Zika was once isolated to Africa and Asia, however, it spread to the Americas in the last decade 1. There were thousands of cases confirmed in the Americas in 2018 2.
In up to 80% of adult cases, Zika disease is asymptomatic.
When symptoms are present in adults, they are usually mild, with a similar presentation to dengue and chikungunya fever, including fever, malaise, joint pain and rash. Acute conjunctivitis and even rarely Guillain-Barré syndrome have been described.
Following vertical transmission to the fetus, the disease may be associated with congenital birth defects including microcephaly (and micrencephaly (small brain)).
Zika is a single RNA stranded Flavivirus usually transmitted by a mosquito vector, for example, Aedes aegypti. Although both vertical and sexual virus transmission are also seen 3.
Radiographic features of congenital Zika viral infection have been reported on ultrasound, CT and MRI, and most result from a negative effect on brain development.
Congenital Zika has been shown to cause various brain abnormalities affecting both grey and white matter and ventricular size 4,5. Intracranial calcifications resulting from congenital Zika virus infections are typically more florid than caused by the TORCH infections and also characteristically at the grey-white matter interface, which is unusual for other congenital viral diseases.

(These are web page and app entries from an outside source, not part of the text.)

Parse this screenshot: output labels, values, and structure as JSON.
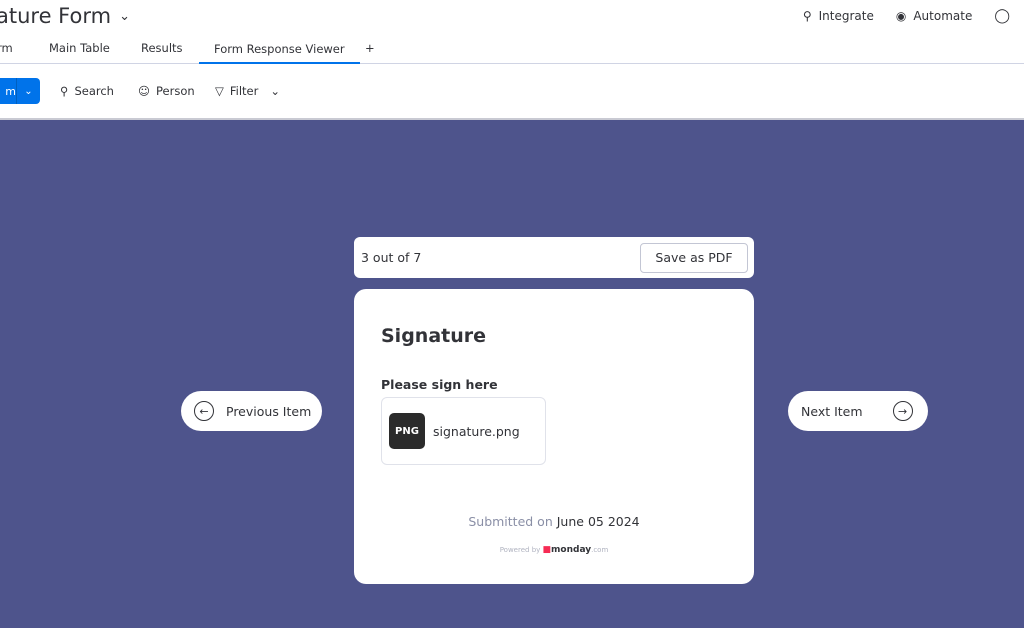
{
  "header": {
    "title": "ature Form",
    "integrate": "Integrate",
    "automate": "Automate"
  },
  "tabs": [
    {
      "label": "rm"
    },
    {
      "label": "Main Table"
    },
    {
      "label": "Results"
    },
    {
      "label": "Form Response Viewer"
    },
    {
      "label": "+"
    }
  ],
  "toolbar": {
    "new_label": "m",
    "search": "Search",
    "person": "Person",
    "filter": "Filter"
  },
  "viewer": {
    "counter": "3 out of 7",
    "save_pdf": "Save as PDF",
    "prev": "Previous Item",
    "next": "Next Item",
    "card": {
      "title": "Signature",
      "question": "Please sign here",
      "file_badge": "PNG",
      "file_name": "signature.png",
      "submitted_prefix": "Submitted on",
      "submitted_date": "June 05 2024",
      "powered_by": "Powered by",
      "brand": "monday",
      "brand_suffix": ".com"
    }
  },
  "colors": {
    "background": "#4e548c",
    "accent": "#0073ea"
  }
}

- spinal cord: decreased caliber with irregular morphology
- extracranial: arthrogryposis
History and etymology
The virus is named after the Zika (or Ziika) Forest (near Lake Victoria) in Uganda, as the virus was first isolated in a monkey at this location in 1947 6.
- 1. Baud D, Gubler DJ, Schaub B, Lanteri MC, Musso D. An update on Zika virus infection. (2017) Lancet (London, England). 390 (10107): 2099-2109. doi:10.1016/S0140-6736(17)31450-2 - Pubmed
- 2. European Centre for Disease Prevention and Control. Zika virus transmission worldwide–9 April 2019. Stockholm: ECDC; 2019.
- 3. Moreira J, Peixoto TM, Siqueira AM, Lamas CC. Sexually acquired Zika virus: a systematic review. (2017) Clinical microbiology and infection : the official publication of the European Society of Clinical Microbiology and Infectious Diseases. 23 (5): 296-305. doi:10.1016/j.cmi.2016.12.027 - Pubmed
- 4. Soares de Oliveira-Szejnfeld P, Levine D, Melo AS, Amorim MM, Batista AG, Chimelli L, Tanuri A, Aguiar RS, Malinger G, Ximenes R, Robertson R, Szejnfeld J, Tovar-Moll F. Congenital Brain Abnormalities and Zika Virus: What the Radiologist Can Expect to See Prenatally and Postnatally. (2016) Radiology. 281 (1): 203-18. doi:10.1148/radiol.2016161584 - Pubmed
- 5. Levine D, Jani JC, Castro-Aragon I, Cannie M. How Does Imaging of Congenital Zika Compare with Imaging of Other TORCH Infections?. (2017) Radiology. 285 (3): 744-761. doi:10.1148/radiol.2017171238 - Pubmed
- 6. Kindhauser MK, Allen T, Frank V, Santhana RS, Dye C. Zika: the origin and spread of a mosquito-borne virus. (2016) Bulletin of the World Health Organization. 94 (9): 675-686C. doi:10.2471/BLT.16.171082 - Pubmed